Household energy consumption is crucial to national energy policy. This article analyzes how the rules covering utility costs in the four major federal housing assistance programs alter landlord and tenant incentives for energy efficiency investment and conservation. We conclude that, relative to market-rate housing, assistance programs provide less incentive to landlords and tenants for energy efficiency investment and conservation, and utilities are more likely to be included in the rent. Using data from the American Housing Survey, we examine the differences in utility billing arrangements between assisted and unassisted low-income renters and find that—even when controlling for observable building and tenant differences—the rent that assisted tenants pay is more likely to include utilities. Among all tenants who pay utility bills separately from rent, observable differences in energy expenses for assisted and unassisted tenants are driven by unit, building, and household characteristics rather than the receipt of government assistance.
Incentives Report/Research Brief Resident Engagement Split Incentive Utility Allowance
application/pdf
338.24KB

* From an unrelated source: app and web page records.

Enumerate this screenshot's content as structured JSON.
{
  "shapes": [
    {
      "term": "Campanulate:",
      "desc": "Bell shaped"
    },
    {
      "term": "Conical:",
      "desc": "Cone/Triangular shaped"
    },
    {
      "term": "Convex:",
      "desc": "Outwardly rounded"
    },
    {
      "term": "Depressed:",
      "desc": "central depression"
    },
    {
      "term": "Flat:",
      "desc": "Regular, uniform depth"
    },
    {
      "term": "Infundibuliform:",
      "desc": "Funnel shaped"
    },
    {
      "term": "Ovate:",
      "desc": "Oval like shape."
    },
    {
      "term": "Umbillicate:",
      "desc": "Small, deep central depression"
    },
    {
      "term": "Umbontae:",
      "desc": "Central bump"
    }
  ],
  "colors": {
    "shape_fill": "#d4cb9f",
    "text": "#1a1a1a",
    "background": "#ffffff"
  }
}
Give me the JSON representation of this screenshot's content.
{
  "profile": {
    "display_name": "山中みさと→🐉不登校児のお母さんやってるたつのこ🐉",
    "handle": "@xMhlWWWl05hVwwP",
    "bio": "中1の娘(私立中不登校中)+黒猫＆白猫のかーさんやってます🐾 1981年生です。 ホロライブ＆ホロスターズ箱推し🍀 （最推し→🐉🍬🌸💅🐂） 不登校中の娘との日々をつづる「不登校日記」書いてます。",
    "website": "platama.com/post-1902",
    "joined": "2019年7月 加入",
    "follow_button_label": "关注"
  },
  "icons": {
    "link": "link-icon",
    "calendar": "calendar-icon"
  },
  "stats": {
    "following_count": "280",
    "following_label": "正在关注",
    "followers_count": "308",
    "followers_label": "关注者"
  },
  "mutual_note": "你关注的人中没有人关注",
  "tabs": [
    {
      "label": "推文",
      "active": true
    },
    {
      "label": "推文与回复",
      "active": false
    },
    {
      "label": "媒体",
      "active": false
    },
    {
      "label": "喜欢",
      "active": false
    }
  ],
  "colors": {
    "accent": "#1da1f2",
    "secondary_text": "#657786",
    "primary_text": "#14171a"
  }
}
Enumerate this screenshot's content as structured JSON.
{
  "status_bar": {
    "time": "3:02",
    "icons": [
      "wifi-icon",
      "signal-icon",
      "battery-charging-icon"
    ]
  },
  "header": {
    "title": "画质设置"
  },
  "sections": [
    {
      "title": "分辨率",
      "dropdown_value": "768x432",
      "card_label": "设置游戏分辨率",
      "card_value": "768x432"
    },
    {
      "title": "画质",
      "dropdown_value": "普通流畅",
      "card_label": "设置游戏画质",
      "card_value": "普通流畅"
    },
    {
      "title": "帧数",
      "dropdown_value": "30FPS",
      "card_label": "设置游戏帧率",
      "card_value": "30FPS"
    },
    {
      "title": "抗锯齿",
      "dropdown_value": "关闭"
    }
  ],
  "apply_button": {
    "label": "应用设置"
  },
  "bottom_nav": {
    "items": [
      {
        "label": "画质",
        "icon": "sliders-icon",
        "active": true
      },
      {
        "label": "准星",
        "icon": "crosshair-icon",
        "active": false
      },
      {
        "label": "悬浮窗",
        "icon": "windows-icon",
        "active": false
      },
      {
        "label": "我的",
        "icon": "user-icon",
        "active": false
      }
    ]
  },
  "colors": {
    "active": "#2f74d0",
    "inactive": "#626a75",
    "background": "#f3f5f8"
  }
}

Show Me the Money: Energy Efficiency Financing Barriers and Opportunities

This paper briefly characterizes energy efficiency market sectors; describes the major players in the energy efficiency financing market; describes the key barriers facing each market sector; reviews primary internal and external financing strategies used by each market sector; summarizes our investor discussions; and offers conclusions and recommendations for catalyzing large-scale deployment of capital to the energy efficiency sector.
ESCO Finance Split Incentive
application/pdf
416.75KB

Does the Owner Resident Split-Incentive issue in Multifamily cause a roadblock to Energy Management?

In order for a property to be truly energy efficient, the interests of both the owner and residents must be aligned in favor of sustainability. Unfortunately, traditional lease arrangements often do the opposite, and skew the interests of both parties...
Incentives Resident Engagement Split Incentive

Household Energy Bills and Subsidized Housing

Household energy consumption is crucial to national energy policy. This article analyzes how the rules covering utility costs in the four major federal housing assistance programs alter landlord and tenant incentives for energy efficiency investment and conservation. We conclude that, relative to market-rate housing, assistance programs provide less incentive to landlords and tenants for energy efficiency investment and conservation, and utilities are more likely to be included in the rent. Using data from the American Housing Survey, we examine the differences in utility billing arrangements between assisted and unassisted low-income renters and find that—even when controlling for observable building and tenant differences—the rent that assisted tenants pay is more likely to include utilities. Among all tenants who pay utility bills separately from rent, observable differences in energy expenses for assisted and unassisted tenants are driven by unit, building, and household characteristics rather than the receipt of government assistance.
HUD Split Incentive
application/pdf
338.24KB